• ASSIGNED TASK: Each line that contains the word "heading" is to be copied from the records below.

=-=-=-=-=

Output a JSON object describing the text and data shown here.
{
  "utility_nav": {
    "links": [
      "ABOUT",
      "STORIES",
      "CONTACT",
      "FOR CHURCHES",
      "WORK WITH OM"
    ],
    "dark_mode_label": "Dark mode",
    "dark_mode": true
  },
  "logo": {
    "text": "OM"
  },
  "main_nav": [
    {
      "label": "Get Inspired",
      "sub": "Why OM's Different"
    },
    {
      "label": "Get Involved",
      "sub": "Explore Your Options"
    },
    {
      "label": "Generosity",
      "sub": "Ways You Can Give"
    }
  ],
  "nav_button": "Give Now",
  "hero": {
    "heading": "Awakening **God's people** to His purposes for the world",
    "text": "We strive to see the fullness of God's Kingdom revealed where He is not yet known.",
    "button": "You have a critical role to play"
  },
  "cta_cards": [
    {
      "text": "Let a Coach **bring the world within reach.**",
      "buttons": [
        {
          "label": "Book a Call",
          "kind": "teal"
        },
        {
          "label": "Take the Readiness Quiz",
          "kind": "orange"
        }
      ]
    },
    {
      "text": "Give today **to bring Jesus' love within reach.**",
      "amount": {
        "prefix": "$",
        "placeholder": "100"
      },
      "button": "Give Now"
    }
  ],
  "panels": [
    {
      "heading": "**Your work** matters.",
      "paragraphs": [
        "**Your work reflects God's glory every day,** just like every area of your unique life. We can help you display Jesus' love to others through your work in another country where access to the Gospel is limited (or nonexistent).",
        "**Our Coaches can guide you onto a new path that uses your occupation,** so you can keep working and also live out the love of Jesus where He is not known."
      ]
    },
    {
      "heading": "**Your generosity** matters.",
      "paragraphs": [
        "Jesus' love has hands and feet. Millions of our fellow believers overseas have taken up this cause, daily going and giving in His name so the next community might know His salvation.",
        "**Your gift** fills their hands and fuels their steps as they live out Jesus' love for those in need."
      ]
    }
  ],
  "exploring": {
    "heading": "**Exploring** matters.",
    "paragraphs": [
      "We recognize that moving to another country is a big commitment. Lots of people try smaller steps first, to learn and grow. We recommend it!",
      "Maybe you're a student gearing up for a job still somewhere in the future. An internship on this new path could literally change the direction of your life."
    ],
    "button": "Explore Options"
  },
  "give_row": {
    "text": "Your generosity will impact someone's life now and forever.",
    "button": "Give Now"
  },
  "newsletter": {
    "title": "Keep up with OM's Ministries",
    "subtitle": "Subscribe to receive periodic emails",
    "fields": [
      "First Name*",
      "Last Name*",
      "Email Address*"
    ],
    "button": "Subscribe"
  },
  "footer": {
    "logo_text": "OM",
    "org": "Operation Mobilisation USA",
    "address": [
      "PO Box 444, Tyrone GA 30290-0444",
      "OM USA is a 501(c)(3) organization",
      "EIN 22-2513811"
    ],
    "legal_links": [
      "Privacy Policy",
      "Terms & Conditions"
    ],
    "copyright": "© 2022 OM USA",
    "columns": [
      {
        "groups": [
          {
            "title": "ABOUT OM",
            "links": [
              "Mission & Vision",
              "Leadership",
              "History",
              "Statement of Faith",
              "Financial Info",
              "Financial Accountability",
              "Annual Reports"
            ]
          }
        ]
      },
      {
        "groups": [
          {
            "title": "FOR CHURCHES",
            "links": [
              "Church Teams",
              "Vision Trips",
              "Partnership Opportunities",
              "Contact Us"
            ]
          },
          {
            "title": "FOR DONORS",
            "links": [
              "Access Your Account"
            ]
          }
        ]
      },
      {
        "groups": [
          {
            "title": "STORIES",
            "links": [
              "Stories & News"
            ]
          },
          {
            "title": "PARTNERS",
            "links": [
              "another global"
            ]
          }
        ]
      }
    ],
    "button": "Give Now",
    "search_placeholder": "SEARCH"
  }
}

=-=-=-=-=

• TASK RESULT:
    "heading": "Awakening **God's people** to His purposes for the world",
      "heading": "**Your work** matters.",
      "heading": "**Your generosity** matters.",
    "heading": "**Exploring** matters.",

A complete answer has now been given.